§ What is required:
Search the data below for "initials" and report how many lines contain it, with no other text.

§ Website and app data records:
-----

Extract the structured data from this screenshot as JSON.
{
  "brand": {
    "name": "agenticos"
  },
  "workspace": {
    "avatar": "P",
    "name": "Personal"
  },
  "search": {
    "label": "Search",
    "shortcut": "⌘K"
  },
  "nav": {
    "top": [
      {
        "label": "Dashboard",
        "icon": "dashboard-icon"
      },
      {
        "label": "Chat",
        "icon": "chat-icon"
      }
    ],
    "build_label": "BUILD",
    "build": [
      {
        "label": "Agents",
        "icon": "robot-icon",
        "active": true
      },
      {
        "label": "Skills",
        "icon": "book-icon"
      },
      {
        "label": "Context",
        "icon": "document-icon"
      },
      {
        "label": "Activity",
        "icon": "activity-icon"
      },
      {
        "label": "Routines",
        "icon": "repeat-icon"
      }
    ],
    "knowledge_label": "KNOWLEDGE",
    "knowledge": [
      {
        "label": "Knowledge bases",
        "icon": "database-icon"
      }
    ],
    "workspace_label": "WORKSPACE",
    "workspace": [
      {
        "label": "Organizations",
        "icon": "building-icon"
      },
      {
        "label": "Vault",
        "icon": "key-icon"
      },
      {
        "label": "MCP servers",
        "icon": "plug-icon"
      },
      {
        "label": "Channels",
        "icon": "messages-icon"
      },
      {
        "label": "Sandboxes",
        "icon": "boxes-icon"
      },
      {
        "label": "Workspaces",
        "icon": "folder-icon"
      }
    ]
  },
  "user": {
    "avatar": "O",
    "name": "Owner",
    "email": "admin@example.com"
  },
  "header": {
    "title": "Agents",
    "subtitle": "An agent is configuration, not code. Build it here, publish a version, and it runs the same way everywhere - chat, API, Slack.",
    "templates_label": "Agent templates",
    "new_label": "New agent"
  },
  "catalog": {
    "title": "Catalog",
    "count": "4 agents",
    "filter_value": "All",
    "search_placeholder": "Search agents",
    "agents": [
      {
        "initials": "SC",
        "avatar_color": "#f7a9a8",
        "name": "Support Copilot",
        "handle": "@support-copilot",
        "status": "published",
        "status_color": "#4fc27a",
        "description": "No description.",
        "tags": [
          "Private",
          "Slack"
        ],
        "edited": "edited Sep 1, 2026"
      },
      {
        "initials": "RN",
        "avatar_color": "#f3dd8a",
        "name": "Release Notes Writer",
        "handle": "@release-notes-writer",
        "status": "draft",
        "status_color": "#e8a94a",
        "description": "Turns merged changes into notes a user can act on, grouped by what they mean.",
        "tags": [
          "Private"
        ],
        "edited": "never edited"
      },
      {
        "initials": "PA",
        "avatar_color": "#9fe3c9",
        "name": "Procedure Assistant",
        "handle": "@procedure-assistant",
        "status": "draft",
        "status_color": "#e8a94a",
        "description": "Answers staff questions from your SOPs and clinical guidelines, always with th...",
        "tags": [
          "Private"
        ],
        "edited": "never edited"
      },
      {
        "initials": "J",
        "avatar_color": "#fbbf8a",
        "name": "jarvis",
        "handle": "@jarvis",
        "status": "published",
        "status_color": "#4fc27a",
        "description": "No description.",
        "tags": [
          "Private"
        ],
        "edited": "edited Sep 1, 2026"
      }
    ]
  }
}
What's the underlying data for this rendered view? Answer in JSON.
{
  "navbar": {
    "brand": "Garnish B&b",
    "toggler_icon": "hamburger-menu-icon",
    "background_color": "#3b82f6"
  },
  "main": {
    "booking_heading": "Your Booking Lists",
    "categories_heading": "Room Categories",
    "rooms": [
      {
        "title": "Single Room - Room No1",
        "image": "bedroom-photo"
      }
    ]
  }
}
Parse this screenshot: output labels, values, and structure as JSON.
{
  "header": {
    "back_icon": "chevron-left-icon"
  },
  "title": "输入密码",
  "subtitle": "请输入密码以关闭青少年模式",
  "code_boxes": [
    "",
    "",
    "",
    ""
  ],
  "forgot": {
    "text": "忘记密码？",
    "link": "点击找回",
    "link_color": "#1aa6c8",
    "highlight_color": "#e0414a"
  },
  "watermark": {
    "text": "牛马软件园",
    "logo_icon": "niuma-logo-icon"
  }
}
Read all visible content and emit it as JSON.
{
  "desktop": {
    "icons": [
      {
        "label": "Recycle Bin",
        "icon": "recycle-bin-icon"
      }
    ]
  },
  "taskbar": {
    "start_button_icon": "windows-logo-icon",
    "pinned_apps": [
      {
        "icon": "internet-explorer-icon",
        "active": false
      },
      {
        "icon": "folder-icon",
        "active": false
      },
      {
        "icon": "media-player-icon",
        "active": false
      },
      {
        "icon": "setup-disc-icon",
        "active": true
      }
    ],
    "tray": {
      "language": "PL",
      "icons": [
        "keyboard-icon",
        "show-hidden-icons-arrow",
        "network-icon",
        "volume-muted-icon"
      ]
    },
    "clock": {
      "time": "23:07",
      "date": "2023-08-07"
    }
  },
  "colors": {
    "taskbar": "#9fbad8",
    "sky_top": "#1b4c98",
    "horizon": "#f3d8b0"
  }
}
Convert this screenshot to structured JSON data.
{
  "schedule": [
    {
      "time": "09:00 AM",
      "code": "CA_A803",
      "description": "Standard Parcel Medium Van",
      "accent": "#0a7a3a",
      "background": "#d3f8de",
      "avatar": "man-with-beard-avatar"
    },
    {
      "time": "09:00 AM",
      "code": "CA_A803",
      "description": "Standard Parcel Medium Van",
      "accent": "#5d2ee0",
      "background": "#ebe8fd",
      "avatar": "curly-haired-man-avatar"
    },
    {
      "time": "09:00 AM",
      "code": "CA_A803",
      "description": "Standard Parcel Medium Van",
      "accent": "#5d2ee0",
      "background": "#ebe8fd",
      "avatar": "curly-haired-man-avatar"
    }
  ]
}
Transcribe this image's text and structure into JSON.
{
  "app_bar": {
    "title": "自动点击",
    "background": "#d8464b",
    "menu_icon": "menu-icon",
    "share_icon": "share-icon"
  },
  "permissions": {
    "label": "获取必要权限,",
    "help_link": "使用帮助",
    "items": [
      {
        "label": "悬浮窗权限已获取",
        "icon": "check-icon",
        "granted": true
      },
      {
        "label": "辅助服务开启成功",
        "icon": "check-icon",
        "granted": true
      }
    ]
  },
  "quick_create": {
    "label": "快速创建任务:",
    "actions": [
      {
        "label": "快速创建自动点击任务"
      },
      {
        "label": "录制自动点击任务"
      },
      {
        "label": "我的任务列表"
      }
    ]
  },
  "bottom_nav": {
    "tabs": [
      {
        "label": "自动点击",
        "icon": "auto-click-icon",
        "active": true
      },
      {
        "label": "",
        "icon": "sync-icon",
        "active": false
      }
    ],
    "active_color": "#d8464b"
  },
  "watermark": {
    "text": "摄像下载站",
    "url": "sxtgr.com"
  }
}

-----

§ Answer to this task:
4